Effective February 7, 2022: If you're applying for a CDL for the first time or adding a Hazmat, Passenger, or School Bus endorsement for the first time, you must complete entry-level driver training (ELDT) prior to taking a CDL road test. Hazmat ELDT is required prior to taking the Hazardous Materials knowledge test. The training provider must be registered on the FMCSA Training Provider Registry. Go to the Entry Level Driver Training (ELDT) FAQ for more information about the ELDT requirement.
Element A consists of an introduction and eye test. This involves all the basics of motorcycling, and everything you need to know for the day. Make sure to bring your glasses or contact lenses if you wear them as you will need to read a registration plate at a distance of 20 meters. This also includes:

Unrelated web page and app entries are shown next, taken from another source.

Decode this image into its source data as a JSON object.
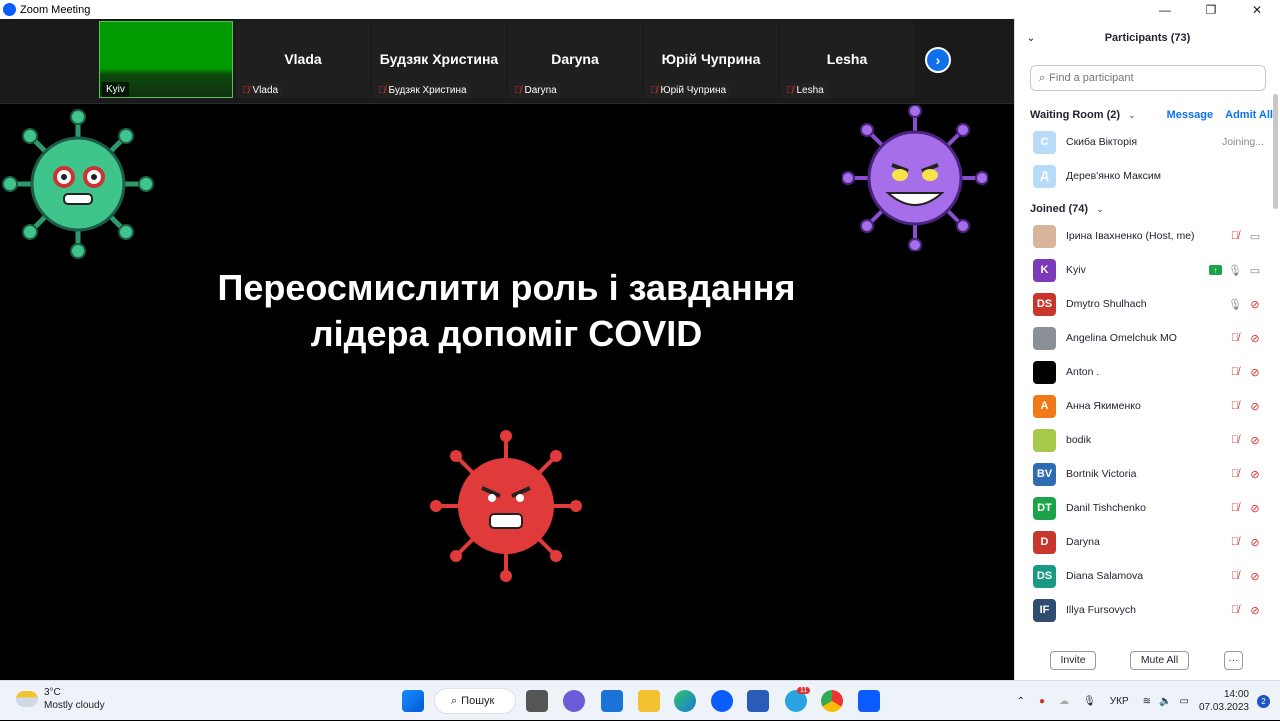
{
  "window": {
    "title": "Zoom Meeting"
  },
  "video_strip": [
    {
      "big": "",
      "name": "Kyiv",
      "muted": false
    },
    {
      "big": "Vlada",
      "name": "Vlada",
      "muted": true
    },
    {
      "big": "Будзяк Христина",
      "name": "Будзяк Христина",
      "muted": true
    },
    {
      "big": "Daryna",
      "name": "Daryna",
      "muted": true
    },
    {
      "big": "Юрій Чуприна",
      "name": "Юрій Чуприна",
      "muted": true
    },
    {
      "big": "Lesha",
      "name": "Lesha",
      "muted": true
    }
  ],
  "slide": {
    "headline_line1": "Переосмислити роль і завдання",
    "headline_line2": "лідера допоміг COVID"
  },
  "panel": {
    "title": "Participants (73)",
    "search_placeholder": "Find a participant",
    "waiting_label": "Waiting Room (2)",
    "message_link": "Message",
    "admit_all_link": "Admit All",
    "waiting": [
      {
        "initial": "С",
        "name": "Скиба Вікторія",
        "status": "Joining...",
        "color": "#b8dcf7"
      },
      {
        "initial": "Д",
        "name": "Дерев'янко Максим",
        "status": "",
        "color": "#b8dcf7"
      }
    ],
    "joined_label": "Joined (74)",
    "joined": [
      {
        "initial": "",
        "name": "Ірина Івахненко (Host, me)",
        "color": "#d8b59a",
        "mic": "off",
        "video": "on"
      },
      {
        "initial": "K",
        "name": "Kyiv",
        "color": "#7b3ab8",
        "mic": "on",
        "video": "on",
        "sharing": true
      },
      {
        "initial": "DS",
        "name": "Dmytro Shulhach",
        "color": "#c8372d",
        "mic": "on",
        "video": "off"
      },
      {
        "initial": "",
        "name": "Angelina Omelchuk MO",
        "color": "#8a8f98",
        "mic": "off",
        "video": "off"
      },
      {
        "initial": "",
        "name": "Anton .",
        "color": "#000000",
        "mic": "off",
        "video": "off"
      },
      {
        "initial": "A",
        "name": "Анна Якименко",
        "color": "#f07a1a",
        "mic": "off",
        "video": "off"
      },
      {
        "initial": "",
        "name": "bodik",
        "color": "#a6c94a",
        "mic": "off",
        "video": "off"
      },
      {
        "initial": "BV",
        "name": "Bortnik Victoria",
        "color": "#2f6db3",
        "mic": "off",
        "video": "off"
      },
      {
        "initial": "DT",
        "name": "Danil Tishchenko",
        "color": "#1aa34a",
        "mic": "off",
        "video": "off"
      },
      {
        "initial": "D",
        "name": "Daryna",
        "color": "#c8372d",
        "mic": "off",
        "video": "off"
      },
      {
        "initial": "DS",
        "name": "Diana Salamova",
        "color": "#1a9a83",
        "mic": "off",
        "video": "off"
      },
      {
        "initial": "IF",
        "name": "Illya Fursovych",
        "color": "#2f4d6e",
        "mic": "off",
        "video": "off"
      }
    ],
    "invite_button": "Invite",
    "mute_all_button": "Mute All",
    "more_button": "···"
  },
  "taskbar": {
    "temp": "3°C",
    "weather": "Mostly cloudy",
    "search_label": "Пошук",
    "telegram_badge": "11",
    "lang": "УКР",
    "time": "14:00",
    "date": "07.03.2023",
    "notifications": "2"
  }
}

You don't need to have the Highway Code committed to memory, but having a basic understanding will come in handy for the on-road training. For this part of the course it was back to the classroom where Angelo asked us to answer questions on the highway code.
If you need cheap transport to get around and are happy to ride a 50cc (at least 16 years old) or a 125cc (at least 17 years old) on L plates, then you must complete a CBT. The only exception to this is holders of full car licences issued before 1st February 2001 who are entitled, by a quirk of the law, to ride a restricted moped. The CBT however, can only be delivered by a Driving and Vehicle Standards Agency (DVSA) approved training school.
CBT consists of five elements, which contain both theory and practical training. Your Trainer will assess your knowledge, understanding and practical abilities as you progress through the first four elements. The fifth element is where the Trainer takes you out on the road for a minimum of two hours.
Novice Course This course is designed for someone who has not held a CBT certificate previously, it is a minimum of a day (6 hours). You will need to be able to ride a peddle cycle as a basic skill and have a good understanding of the highway code.
Previously Held CBT This course is designed for those who have previously held a CBT certificate and you will be booked in with like skilled customers, it is a minimum of a day (6 hours). You will find you will progress faster, but will still need to demonstrate a good understanding of the highway code and road riding.
CBT Plus This course is run over 2 days (12 hours) and is designed for someone who has no experience on motorcycles and wishes to learn in a relaxed environment, having more time on road to develop your skills and become confident rider. You will need to be able to ride a peddle cycle as a basic skill and have a good understanding of the highway code.
Not everyone achieves their CBT within the 6 / 12 hours and any additional training required to gain your CBT certificate will be booked back in at a later date and will be charged per hour needed. 350c69d7ab